 Amos 5:8; Job 37:15; 1 Samuel 2:6; 2 Corinthians 6:19.  Literally "camp," stratop?dou.  Sav. eskotosthai. Ben. kekakosthai, "were distressed."  Plato, in his Timæus, 40, d. 42e., makes the human body the work of (good) demons, or created gods, because it would have been of a more perfect nature if the Supreme God had made it. Of heretics who held such opinions as are here mentioned, see Romans 8:5-7, Hom. XIII. Valentinus, Marcion, Basilides, and other early heretics of the Gnostic school, held matter to be evil, and the world made by evil beings.  Genesis 3:5.  sunesin.  philosophia.  Isaiah 14:13, 14.  Isaiah 14:11.  Ezekiel 28:9.  This is an unfounded notion. What follows is true, since a fracture usually stops at a suture (or joining) of the skull, as a crack in glass does at a cross cut of the diamond. to br?gma, above, is strictly the parietal bone. See also Hom. V. fin. on Ep. to Heb.  thorakos.  omopl?tais.  He must mean for a continuance, as the stadium was rather less than our furlong. The word harnessing, hupozeuxas, seems to imply a vehicle. It is very likely that the persons mentioned had not the advantage of relays of draught horses. Some read here "a thousand," for "two thousand;" see note of Ducæus.  Colossians 3:1. So again Hom. XV. (3). Compare the lines in one of Wesley's hymns, "And on the eagle wings of love, To joys celestial rise."  1 Corinthians 12:21.  See Hom. VIII. 1.  Or, take thee up.  Isaiah 58:4, 5.  1 Corinthians 6:14, 15.  See on Romans 13:14, Hom. XXIV., where St. Chrysostom recommends sober conversation at such meetings.

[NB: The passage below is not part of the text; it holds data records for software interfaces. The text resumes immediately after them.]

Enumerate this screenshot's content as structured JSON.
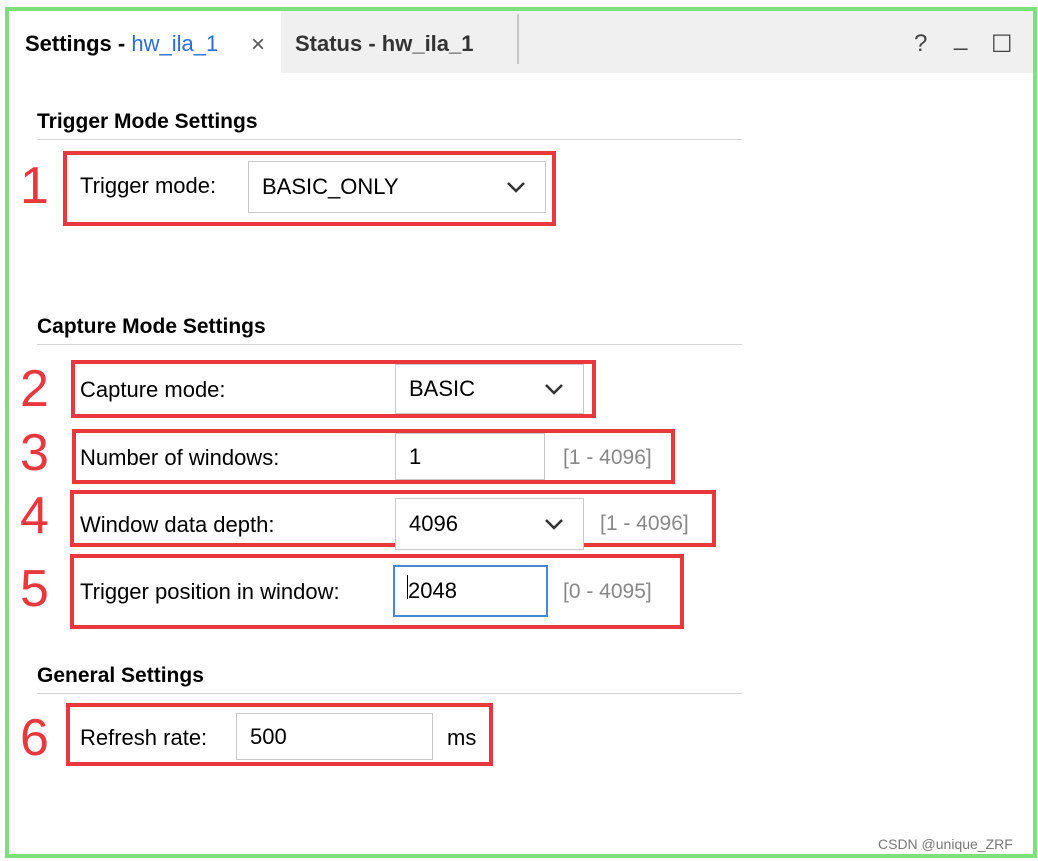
{
  "tabs": {
    "active": {
      "prefix": "Settings - ",
      "name": "hw_ila_1",
      "close": "×"
    },
    "inactive": {
      "label": "Status - hw_ila_1"
    }
  },
  "window_controls": {
    "help": "?",
    "minimize": "_",
    "maximize": "☐"
  },
  "trigger_section": {
    "title": "Trigger Mode Settings",
    "badge": "1",
    "trigger_mode": {
      "label": "Trigger mode:",
      "value": "BASIC_ONLY"
    }
  },
  "capture_section": {
    "title": "Capture Mode Settings",
    "capture_mode": {
      "badge": "2",
      "label": "Capture mode:",
      "value": "BASIC"
    },
    "num_windows": {
      "badge": "3",
      "label": "Number of windows:",
      "value": "1",
      "range": "[1 - 4096]"
    },
    "window_depth": {
      "badge": "4",
      "label": "Window data depth:",
      "value": "4096",
      "range": "[1 - 4096]"
    },
    "trigger_position": {
      "badge": "5",
      "label": "Trigger position in window:",
      "value": "2048",
      "range": "[0 - 4095]"
    }
  },
  "general_section": {
    "title": "General Settings",
    "refresh_rate": {
      "badge": "6",
      "label": "Refresh rate:",
      "value": "500",
      "unit": "ms"
    }
  },
  "watermark": "CSDN @unique_ZRF",
  "colors": {
    "frame": "#7ee07a",
    "highlight": "#e8383d",
    "tab_name": "#2b6fd6",
    "focus": "#4a86d4"
  }
}
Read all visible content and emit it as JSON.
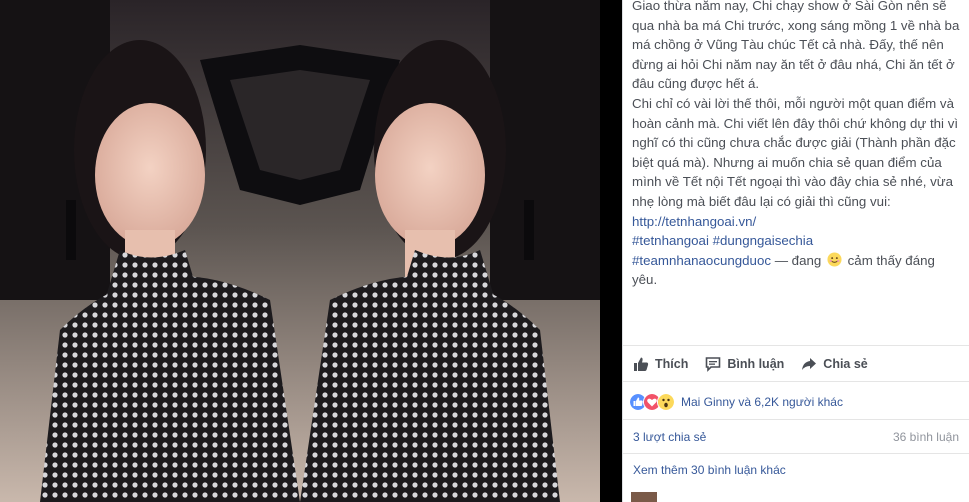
{
  "caption": {
    "line1": "Giao thừa năm nay, Chi chạy show ở Sài Gòn nên sẽ qua nhà ba má Chi trước, xong sáng mồng 1 về nhà ba má chồng ở Vũng Tàu chúc Tết cả nhà. Đấy, thế nên đừng ai hỏi Chi năm nay ăn tết ở đâu nhá, Chi ăn tết ở đâu cũng được hết á.",
    "line2": "Chi chỉ có vài lời thế thôi, mỗi người một quan điểm và hoàn cảnh mà. Chi viết lên đây thôi chứ không dự thi vì nghĩ có thi cũng chưa chắc được giải (Thành phần đặc biệt quá mà). Nhưng ai muốn chia sẻ quan điểm của mình về Tết nội Tết ngoại thì vào đây chia sẻ nhé, vừa nhẹ lòng mà biết đâu lại có giải thì cũng vui: ",
    "link": "http://tetnhangoai.vn/",
    "tag1": "#tetnhangoai",
    "tag2": "#dungngaisechia",
    "tag3": "#teamnhanaocungduoc",
    "feeling_prefix": " — đang ",
    "feeling_text": " cảm thấy đáng yêu."
  },
  "actions": {
    "like": "Thích",
    "comment": "Bình luận",
    "share": "Chia sẻ"
  },
  "reactions": {
    "text": "Mai Ginny và 6,2K người khác"
  },
  "stats": {
    "shares": "3 lượt chia sẻ",
    "comments": "36 bình luận"
  },
  "more_comments": "Xem thêm 30 bình luận khác",
  "colors": {
    "link": "#365899",
    "text": "#4b4f56",
    "muted": "#90949c",
    "like_blue": "#5890ff",
    "love_red": "#f25268",
    "wow_yellow": "#fcd95b"
  }
}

 Literally "camp," stratop?dou.
 Sav. eskotosthai. Ben. kekakosthai, "were distressed."
 Plato, in his Timæus, 40, d. 42e., makes the human body the work of (good) demons, or created gods, because it would have been of a more perfect nature if the Supreme God had made it. Of heretics who held such opinions as are here mentioned, see Romans 8:5-7, Hom. XIII. Valentinus, Marcion, Basilides, and other early heretics of the Gnostic school, held matter to be evil, and the world made by evil beings.
 Genesis 3:5.
 Isaiah 14:13, 14.
 Isaiah 14:11.
 Ezekiel 28:9.
 This is an unfounded notion. What follows is true, since a fracture usually stops at a suture (or joining) of the skull, as a crack in glass does at a cross cut of the diamond. to br?gma, above, is strictly the parietal bone. See also Hom. V. fin. on Ep. to Heb.
 He must mean for a continuance, as the stadium was rather less than our furlong. The word harnessing, hupozeuxas, seems to imply a vehicle. It is very likely that the persons mentioned had not the advantage of relays of draught horses. Some read here "a thousand," for "two thousand;" see note of Ducæus.
 Colossians 3:1. So again Hom. XV. (3). Compare the lines in one of Wesley's hymns, "And on the eagle wings of love, To joys celestial rise."
 1 Corinthians 12:21.
 See Hom. VIII. 1.
 Or, take thee up.
 Isaiah 58:4, 5.
 1 Corinthians 6:14, 15.
 See on Romans 13:14, Hom. XXIV., where St. Chrysostom recommends sober conversation at such meetings.